### RECORD SET ###

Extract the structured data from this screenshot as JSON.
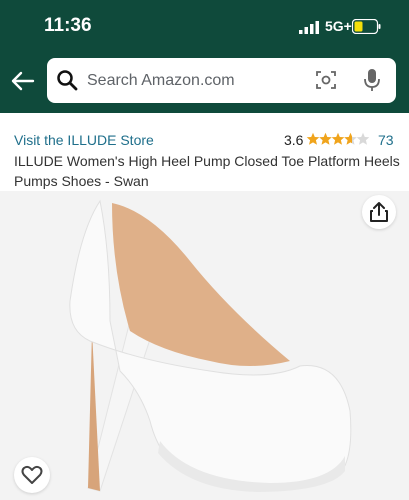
{
  "status_bar": {
    "time": "11:36",
    "network": "5G+",
    "battery_color": "#f5e00a"
  },
  "search": {
    "placeholder": "Search Amazon.com"
  },
  "product": {
    "store_link": "Visit the ILLUDE Store",
    "rating": "3.6",
    "rating_stars_value": 3.6,
    "review_count": "73",
    "title": "ILLUDE Women's High Heel Pump Closed Toe Platform Heels Pumps Shoes - Swan"
  },
  "icons": {
    "back": "back-arrow-icon",
    "search": "search-icon",
    "camera": "camera-scan-icon",
    "mic": "microphone-icon",
    "share": "share-icon",
    "favorite": "heart-icon"
  },
  "colors": {
    "header_bg": "#0f4a3b",
    "link": "#1f6f8b",
    "star": "#f0a41c"
  }
}
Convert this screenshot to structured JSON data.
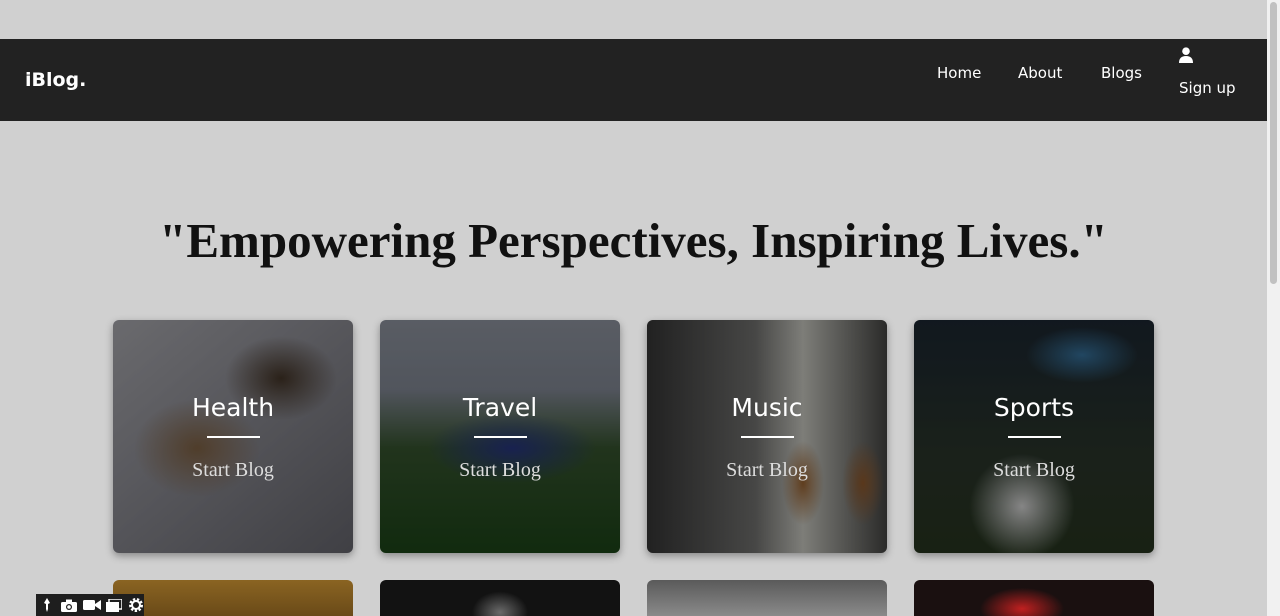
{
  "header": {
    "brand": "iBlog.",
    "nav": [
      {
        "label": "Home"
      },
      {
        "label": "About"
      },
      {
        "label": "Blogs"
      }
    ],
    "signup_label": "Sign up"
  },
  "hero": {
    "quote": "\"Empowering Perspectives, Inspiring Lives.\""
  },
  "categories": [
    {
      "title": "Health",
      "cta": "Start Blog"
    },
    {
      "title": "Travel",
      "cta": "Start Blog"
    },
    {
      "title": "Music",
      "cta": "Start Blog"
    },
    {
      "title": "Sports",
      "cta": "Start Blog"
    }
  ],
  "colors": {
    "navbar": "#222222",
    "page_bg": "#d0d0d0",
    "text_light": "#ffffff"
  },
  "icons": {
    "user": "user-icon",
    "recorder": [
      "pin-icon",
      "camera-icon",
      "video-icon",
      "window-icon",
      "gear-icon"
    ]
  }
}
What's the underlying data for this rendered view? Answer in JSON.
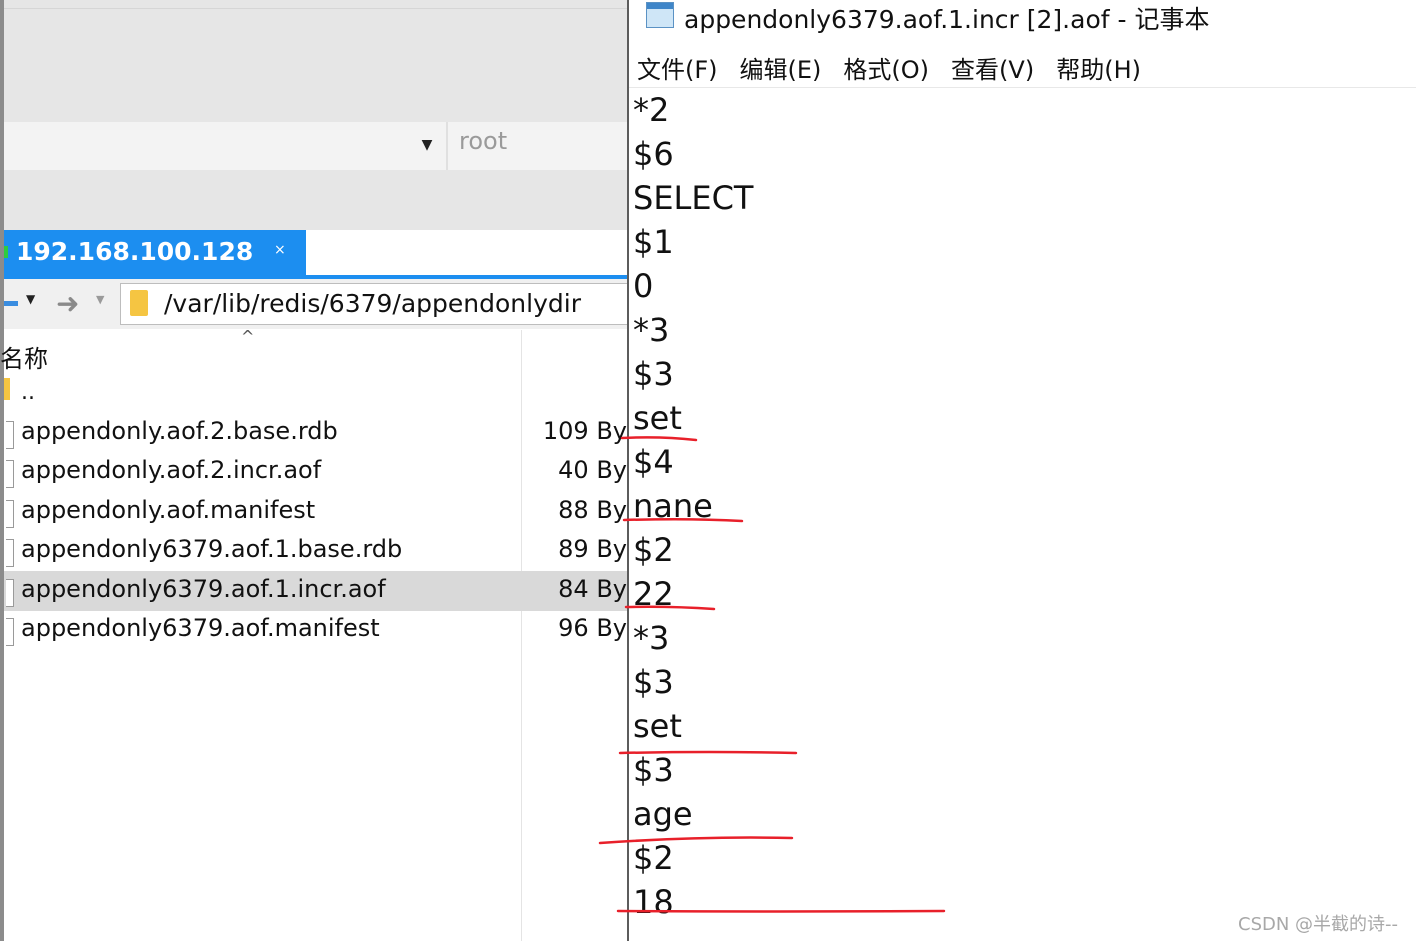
{
  "file_manager": {
    "user_field": "root",
    "tab": {
      "label": "192.168.100.128",
      "close": "×"
    },
    "address_path": "/var/lib/redis/6379/appendonlydir",
    "column_header_name": "名称",
    "parent_entry": "..",
    "files": [
      {
        "name": "appendonly.aof.2.base.rdb",
        "size": "109 By"
      },
      {
        "name": "appendonly.aof.2.incr.aof",
        "size": "40 By"
      },
      {
        "name": "appendonly.aof.manifest",
        "size": "88 By"
      },
      {
        "name": "appendonly6379.aof.1.base.rdb",
        "size": "89 By"
      },
      {
        "name": "appendonly6379.aof.1.incr.aof",
        "size": "84 By"
      },
      {
        "name": "appendonly6379.aof.manifest",
        "size": "96 By"
      }
    ],
    "selected_index": 4
  },
  "notepad": {
    "title": "appendonly6379.aof.1.incr [2].aof - 记事本",
    "menu": [
      "文件(F)",
      "编辑(E)",
      "格式(O)",
      "查看(V)",
      "帮助(H)"
    ],
    "lines": [
      "*2",
      "$6",
      "SELECT",
      "$1",
      "0",
      "*3",
      "$3",
      "set",
      "$4",
      "nane",
      "$2",
      "22",
      "*3",
      "$3",
      "set",
      "$3",
      "age",
      "$2",
      "18"
    ]
  },
  "watermark": "CSDN @半截的诗--",
  "colors": {
    "tab": "#1c8ef0",
    "annotation": "#e8202a",
    "selection": "#d9d9d9"
  }
}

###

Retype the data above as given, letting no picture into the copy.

Extract the structured data from this screenshot as JSON.
{
  "status_bar": {
    "time": "11:36",
    "network": "5G+",
    "battery_color": "#f5e00a"
  },
  "search": {
    "placeholder": "Search Amazon.com"
  },
  "product": {
    "store_link": "Visit the ILLUDE Store",
    "rating": "3.6",
    "rating_stars_value": 3.6,
    "review_count": "73",
    "title": "ILLUDE Women's High Heel Pump Closed Toe Platform Heels Pumps Shoes - Swan"
  },
  "icons": {
    "back": "back-arrow-icon",
    "search": "search-icon",
    "camera": "camera-scan-icon",
    "mic": "microphone-icon",
    "share": "share-icon",
    "favorite": "heart-icon"
  },
  "colors": {
    "header_bg": "#0f4a3b",
    "link": "#1f6f8b",
    "star": "#f0a41c"
  }
}
Convert this screenshot to structured JSON data.
{
  "header": {
    "brand": "iBlog.",
    "nav": [
      {
        "label": "Home"
      },
      {
        "label": "About"
      },
      {
        "label": "Blogs"
      }
    ],
    "signup_label": "Sign up"
  },
  "hero": {
    "quote": "\"Empowering Perspectives, Inspiring Lives.\""
  },
  "categories": [
    {
      "title": "Health",
      "cta": "Start Blog"
    },
    {
      "title": "Travel",
      "cta": "Start Blog"
    },
    {
      "title": "Music",
      "cta": "Start Blog"
    },
    {
      "title": "Sports",
      "cta": "Start Blog"
    }
  ],
  "colors": {
    "navbar": "#222222",
    "page_bg": "#d0d0d0",
    "text_light": "#ffffff"
  },
  "icons": {
    "user": "user-icon",
    "recorder": [
      "pin-icon",
      "camera-icon",
      "video-icon",
      "window-icon",
      "gear-icon"
    ]
  }
}
What's the underlying data for this rendered view? Answer in JSON.
{
  "file_manager": {
    "user_field": "root",
    "tab": {
      "label": "192.168.100.128",
      "close": "×"
    },
    "address_path": "/var/lib/redis/6379/appendonlydir",
    "column_header_name": "名称",
    "parent_entry": "..",
    "files": [
      {
        "name": "appendonly.aof.2.base.rdb",
        "size": "109 By"
      },
      {
        "name": "appendonly.aof.2.incr.aof",
        "size": "40 By"
      },
      {
        "name": "appendonly.aof.manifest",
        "size": "88 By"
      },
      {
        "name": "appendonly6379.aof.1.base.rdb",
        "size": "89 By"
      },
      {
        "name": "appendonly6379.aof.1.incr.aof",
        "size": "84 By"
      },
      {
        "name": "appendonly6379.aof.manifest",
        "size": "96 By"
      }
    ],
    "selected_index": 4
  },
  "notepad": {
    "title": "appendonly6379.aof.1.incr [2].aof - 记事本",
    "menu": [
      "文件(F)",
      "编辑(E)",
      "格式(O)",
      "查看(V)",
      "帮助(H)"
    ],
    "lines": [
      "*2",
      "$6",
      "SELECT",
      "$1",
      "0",
      "*3",
      "$3",
      "set",
      "$4",
      "nane",
      "$2",
      "22",
      "*3",
      "$3",
      "set",
      "$3",
      "age",
      "$2",
      "18"
    ]
  },
  "watermark": "CSDN @半截的诗--",
  "colors": {
    "tab": "#1c8ef0",
    "annotation": "#e8202a",
    "selection": "#d9d9d9"
  }
}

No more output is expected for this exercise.